Staged in workspace provider Avenue HQ’s Liverpool offices in the St Paul’s Square business district, it drew 50 guests, from start-up entrepreneurs to retail discount giant Matalan, who were eager to learn how they could use YouTube to promote their brands and businesses.
Lucy Banks, YouTube head of content for brands, Europe, Middle East and Africa, said the inaugural event was a forum for ideas and how to engage with companies.
She said Liverpool was the ideal city to launch the initiative: “This is the first business-themed presentation we are doing. We chose here because there is a lot of strong creative ideas and businesses in the North West.”
Lucy described YouTube as “a positively disruptive platform” for businesses to exploit.

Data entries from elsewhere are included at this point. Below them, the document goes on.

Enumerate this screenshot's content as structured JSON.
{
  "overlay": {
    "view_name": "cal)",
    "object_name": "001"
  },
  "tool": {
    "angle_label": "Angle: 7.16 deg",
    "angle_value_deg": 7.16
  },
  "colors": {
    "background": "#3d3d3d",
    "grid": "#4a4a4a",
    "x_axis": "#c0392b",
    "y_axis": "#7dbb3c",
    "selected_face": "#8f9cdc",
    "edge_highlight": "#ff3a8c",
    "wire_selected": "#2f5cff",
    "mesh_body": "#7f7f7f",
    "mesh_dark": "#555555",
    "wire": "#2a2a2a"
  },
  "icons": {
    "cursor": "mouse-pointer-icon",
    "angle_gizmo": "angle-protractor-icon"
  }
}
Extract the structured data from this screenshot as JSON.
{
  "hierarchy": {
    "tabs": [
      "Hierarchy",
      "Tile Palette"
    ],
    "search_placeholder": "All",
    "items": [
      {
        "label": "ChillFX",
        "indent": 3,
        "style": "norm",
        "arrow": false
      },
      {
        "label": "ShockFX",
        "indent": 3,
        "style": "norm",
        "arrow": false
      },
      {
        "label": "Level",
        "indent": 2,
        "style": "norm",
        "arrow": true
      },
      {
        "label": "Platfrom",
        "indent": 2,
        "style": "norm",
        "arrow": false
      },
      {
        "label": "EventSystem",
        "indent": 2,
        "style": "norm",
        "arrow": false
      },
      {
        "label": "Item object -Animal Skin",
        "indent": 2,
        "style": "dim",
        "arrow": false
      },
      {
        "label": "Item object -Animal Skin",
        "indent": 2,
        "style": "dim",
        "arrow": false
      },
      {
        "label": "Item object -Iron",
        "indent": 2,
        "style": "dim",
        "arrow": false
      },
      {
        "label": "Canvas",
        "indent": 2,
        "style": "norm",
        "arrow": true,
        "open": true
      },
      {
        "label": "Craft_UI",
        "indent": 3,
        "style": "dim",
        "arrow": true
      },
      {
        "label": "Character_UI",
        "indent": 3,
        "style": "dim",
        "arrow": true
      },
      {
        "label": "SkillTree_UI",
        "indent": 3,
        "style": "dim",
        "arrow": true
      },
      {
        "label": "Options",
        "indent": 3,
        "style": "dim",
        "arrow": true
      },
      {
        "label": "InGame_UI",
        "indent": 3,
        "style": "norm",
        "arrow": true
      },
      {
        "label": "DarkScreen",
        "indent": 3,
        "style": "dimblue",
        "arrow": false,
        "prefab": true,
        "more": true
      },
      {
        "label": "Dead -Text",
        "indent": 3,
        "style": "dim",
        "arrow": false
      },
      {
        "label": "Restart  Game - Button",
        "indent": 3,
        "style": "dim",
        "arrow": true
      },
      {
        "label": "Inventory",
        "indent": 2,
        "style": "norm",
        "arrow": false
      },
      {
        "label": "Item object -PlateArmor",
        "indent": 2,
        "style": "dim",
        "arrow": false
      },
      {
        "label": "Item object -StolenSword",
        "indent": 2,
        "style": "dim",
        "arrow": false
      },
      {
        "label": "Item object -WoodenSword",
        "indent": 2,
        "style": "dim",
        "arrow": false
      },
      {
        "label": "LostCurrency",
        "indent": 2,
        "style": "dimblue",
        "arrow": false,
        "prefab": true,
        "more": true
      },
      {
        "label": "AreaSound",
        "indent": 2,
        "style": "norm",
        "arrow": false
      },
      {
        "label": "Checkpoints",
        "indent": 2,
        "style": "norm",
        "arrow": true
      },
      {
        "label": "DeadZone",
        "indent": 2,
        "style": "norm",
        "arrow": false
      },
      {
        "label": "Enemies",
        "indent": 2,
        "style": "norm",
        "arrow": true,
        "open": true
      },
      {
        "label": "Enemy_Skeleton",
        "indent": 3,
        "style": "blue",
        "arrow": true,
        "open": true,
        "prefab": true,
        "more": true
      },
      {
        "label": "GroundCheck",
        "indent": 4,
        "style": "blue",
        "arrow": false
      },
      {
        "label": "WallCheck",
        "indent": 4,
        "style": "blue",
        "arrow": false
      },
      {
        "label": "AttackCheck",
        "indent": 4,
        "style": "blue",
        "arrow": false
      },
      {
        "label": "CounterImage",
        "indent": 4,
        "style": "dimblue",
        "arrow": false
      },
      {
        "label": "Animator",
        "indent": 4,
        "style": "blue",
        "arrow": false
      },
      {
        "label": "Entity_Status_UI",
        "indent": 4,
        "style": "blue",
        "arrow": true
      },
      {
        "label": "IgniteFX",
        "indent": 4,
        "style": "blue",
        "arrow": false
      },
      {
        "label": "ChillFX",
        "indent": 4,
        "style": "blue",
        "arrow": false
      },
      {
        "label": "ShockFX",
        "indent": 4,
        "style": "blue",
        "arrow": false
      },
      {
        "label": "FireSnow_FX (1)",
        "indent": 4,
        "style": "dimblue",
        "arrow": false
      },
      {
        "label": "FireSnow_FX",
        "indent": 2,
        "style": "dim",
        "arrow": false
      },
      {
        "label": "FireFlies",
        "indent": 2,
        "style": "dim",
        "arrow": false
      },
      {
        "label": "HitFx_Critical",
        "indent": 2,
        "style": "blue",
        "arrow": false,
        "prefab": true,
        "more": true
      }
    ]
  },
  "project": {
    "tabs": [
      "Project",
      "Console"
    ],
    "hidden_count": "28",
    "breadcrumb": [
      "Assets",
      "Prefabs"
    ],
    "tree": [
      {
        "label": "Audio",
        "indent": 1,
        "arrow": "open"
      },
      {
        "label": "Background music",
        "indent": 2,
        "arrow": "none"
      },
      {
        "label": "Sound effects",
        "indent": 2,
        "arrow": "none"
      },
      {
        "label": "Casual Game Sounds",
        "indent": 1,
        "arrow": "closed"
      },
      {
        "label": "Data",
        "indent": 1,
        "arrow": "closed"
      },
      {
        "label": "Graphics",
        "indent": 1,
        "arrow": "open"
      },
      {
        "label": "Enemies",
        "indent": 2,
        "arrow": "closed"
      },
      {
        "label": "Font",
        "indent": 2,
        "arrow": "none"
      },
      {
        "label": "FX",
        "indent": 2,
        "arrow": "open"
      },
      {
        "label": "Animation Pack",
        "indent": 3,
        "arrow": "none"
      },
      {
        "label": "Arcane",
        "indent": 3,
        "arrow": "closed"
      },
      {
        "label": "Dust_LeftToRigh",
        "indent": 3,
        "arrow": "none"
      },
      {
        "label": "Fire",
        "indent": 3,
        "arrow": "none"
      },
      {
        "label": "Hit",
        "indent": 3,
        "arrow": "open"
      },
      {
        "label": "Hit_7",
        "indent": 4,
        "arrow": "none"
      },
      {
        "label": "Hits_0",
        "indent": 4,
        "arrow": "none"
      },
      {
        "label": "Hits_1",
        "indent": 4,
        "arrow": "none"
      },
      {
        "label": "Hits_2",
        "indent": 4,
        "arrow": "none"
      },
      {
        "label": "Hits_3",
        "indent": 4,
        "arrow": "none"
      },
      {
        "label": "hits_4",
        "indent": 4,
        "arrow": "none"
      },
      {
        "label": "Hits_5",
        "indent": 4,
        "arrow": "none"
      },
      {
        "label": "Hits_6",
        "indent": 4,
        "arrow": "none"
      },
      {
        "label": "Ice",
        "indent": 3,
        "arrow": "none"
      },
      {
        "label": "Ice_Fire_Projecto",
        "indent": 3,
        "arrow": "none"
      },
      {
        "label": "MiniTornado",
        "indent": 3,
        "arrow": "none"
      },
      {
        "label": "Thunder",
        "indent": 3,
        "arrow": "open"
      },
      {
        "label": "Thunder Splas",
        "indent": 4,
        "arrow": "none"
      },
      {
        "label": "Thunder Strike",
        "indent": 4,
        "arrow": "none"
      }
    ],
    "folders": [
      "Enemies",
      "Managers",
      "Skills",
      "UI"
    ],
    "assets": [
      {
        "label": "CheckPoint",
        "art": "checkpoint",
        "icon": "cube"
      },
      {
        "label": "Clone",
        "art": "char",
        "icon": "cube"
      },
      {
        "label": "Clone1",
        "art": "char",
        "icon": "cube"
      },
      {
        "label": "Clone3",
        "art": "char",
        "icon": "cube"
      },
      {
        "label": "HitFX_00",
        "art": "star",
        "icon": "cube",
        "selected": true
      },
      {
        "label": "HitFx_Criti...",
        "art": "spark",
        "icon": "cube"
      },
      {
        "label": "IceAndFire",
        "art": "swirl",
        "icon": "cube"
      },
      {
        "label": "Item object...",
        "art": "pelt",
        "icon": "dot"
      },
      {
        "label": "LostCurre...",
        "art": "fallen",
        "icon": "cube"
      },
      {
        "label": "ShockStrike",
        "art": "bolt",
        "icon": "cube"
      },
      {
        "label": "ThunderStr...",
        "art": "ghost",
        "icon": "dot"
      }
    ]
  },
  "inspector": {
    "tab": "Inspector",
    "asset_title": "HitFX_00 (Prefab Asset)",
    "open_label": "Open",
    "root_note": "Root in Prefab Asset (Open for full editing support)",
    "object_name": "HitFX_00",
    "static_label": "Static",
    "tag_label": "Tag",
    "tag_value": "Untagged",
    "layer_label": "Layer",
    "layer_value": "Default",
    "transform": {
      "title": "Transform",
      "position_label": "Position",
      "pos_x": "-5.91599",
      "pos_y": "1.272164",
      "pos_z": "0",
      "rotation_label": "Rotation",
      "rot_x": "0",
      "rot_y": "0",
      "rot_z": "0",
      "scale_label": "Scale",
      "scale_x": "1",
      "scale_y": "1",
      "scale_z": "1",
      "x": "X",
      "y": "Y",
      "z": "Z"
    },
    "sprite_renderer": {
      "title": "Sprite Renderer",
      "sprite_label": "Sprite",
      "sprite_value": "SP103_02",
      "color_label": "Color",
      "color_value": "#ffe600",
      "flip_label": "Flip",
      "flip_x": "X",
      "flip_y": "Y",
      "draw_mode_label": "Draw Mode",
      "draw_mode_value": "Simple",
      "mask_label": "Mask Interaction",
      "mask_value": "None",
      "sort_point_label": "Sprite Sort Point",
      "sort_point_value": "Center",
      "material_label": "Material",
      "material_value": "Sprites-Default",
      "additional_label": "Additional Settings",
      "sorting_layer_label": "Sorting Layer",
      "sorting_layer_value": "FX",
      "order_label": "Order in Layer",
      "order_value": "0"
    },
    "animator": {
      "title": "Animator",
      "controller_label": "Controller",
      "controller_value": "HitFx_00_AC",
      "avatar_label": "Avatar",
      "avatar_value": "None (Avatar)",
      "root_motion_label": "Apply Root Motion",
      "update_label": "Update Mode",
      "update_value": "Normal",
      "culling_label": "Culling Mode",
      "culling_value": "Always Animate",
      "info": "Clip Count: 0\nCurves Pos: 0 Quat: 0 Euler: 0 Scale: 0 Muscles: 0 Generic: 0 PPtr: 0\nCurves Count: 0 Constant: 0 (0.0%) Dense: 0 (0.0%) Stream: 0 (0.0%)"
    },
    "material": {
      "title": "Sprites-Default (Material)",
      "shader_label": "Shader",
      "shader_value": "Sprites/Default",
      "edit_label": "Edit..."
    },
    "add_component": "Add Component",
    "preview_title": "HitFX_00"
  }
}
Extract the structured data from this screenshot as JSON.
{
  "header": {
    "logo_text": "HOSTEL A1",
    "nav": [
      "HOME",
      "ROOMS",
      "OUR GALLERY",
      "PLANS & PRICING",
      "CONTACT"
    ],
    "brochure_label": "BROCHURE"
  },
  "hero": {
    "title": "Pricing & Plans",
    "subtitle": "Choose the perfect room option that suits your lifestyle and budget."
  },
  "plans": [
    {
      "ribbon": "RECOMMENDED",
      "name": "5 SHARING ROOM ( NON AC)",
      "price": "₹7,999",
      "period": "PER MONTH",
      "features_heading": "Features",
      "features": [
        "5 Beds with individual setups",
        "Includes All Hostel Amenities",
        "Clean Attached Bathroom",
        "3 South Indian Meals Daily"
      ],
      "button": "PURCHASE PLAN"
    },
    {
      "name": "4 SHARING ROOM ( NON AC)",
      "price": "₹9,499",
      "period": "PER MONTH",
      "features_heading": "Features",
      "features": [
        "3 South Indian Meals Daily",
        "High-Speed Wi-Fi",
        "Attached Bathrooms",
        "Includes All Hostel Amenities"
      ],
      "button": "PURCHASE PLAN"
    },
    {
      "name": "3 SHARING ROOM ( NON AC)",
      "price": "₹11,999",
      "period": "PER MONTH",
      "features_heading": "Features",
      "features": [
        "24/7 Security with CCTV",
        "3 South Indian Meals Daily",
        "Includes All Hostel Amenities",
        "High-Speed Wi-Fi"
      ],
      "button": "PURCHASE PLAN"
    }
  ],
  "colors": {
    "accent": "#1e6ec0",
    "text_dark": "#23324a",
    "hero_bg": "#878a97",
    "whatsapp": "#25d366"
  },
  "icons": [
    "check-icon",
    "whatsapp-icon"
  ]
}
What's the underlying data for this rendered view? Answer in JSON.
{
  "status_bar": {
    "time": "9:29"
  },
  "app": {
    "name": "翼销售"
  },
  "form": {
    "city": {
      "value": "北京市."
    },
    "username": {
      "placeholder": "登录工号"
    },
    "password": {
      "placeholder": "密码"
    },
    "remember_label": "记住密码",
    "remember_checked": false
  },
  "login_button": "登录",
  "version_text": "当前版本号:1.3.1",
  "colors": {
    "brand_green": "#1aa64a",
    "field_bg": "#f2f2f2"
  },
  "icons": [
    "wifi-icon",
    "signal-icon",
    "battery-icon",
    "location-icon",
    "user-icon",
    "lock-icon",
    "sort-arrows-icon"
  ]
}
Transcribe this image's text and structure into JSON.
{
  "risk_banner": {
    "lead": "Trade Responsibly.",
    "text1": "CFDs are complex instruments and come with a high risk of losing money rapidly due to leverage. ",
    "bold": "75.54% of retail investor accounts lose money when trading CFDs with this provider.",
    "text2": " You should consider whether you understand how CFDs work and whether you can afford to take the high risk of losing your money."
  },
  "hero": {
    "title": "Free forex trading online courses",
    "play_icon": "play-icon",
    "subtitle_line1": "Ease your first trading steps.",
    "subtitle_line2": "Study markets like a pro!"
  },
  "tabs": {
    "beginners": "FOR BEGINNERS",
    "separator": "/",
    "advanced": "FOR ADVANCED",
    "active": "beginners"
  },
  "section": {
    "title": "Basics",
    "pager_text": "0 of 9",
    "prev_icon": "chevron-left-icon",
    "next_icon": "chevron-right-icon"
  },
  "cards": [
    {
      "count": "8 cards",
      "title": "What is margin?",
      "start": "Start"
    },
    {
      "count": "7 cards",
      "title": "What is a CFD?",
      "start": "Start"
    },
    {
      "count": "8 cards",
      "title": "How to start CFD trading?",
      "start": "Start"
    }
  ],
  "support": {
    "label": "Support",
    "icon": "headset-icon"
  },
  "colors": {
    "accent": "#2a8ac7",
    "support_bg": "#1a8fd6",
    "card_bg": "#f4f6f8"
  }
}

“All you need is a phone, an internet connection and an idea.”
And she insisted the medium can fit both small and large businesses, contrasting the likes of Matalan and sportswear brand Adidas with individual YouTube creators, such as Andy Castell and Lucy Wood, both from Liverpool, who were part of a live panel.
Andy, known as AJ3, boasts 1.45 million subscribers, and is a FIFA Creator who posts his animated and entertaining pack openings and FIFA battles against the biggest members of the community, while Lucy (181,297 subscribers) comments on the fashion industry from the point of view of “in between size girls” and on body image and self-confidence.
Lucy Banks said they are great examples of creating a very engaged community around a business.
“YouTube is a completely level playing field. If you are starting up as a brand you probably have more of a chance than the established business brands, because what works on YouTube is when someone is passionate about what they do.”
She added: “New businesses come through who aren’t following the rules. People don’t care if it is a big enormous brand or not.”
But she said this can work for established businesses, too: “Adidas now thinks of digital platforms, not traditional media.”
Recent figures show that YouTube heads the media pack, including the BBC, in ‘watch time’ for its video content.
The channel averages one hour and four minutes watch time per day for the 18-34-year-old age group, and 34 minutes per day for over-18s. Lucy said: “That’s an enormous amount of users.”
YouTube is also growing in popularity with female audiences. She said female watch time has doubled year-on-year.
And businesses can also scrutinise the impact and effect their broadcasts are having. Lucy said: “You can even see, frame by frame, when people drop off the video.
“For businesses, this sort of back-end tool is gold dust because we are an attention economy. You have to grab peoples’ attention.”
Another fast-growing platform on YouTube is education, she said, using a UK teacher’s channel as proof.
“Mr Bruff put his lessons on YouTube because pupils weren’t turning up to class, but they engaged on YouTube.
“He does rap, but he makes it so easy to remember. He takes stuff some young people have been struggling with and creates a ‘Kanye West-style’ rap and they are engaging.”
YouTube is eager to connect more with businesses, and with the regions as part of a travelling roadshow. Lucy said: “We are now talking of how can we provide some support for businesses. We’re thinking about creating pop-ups to show people YouTube skills, like editing.”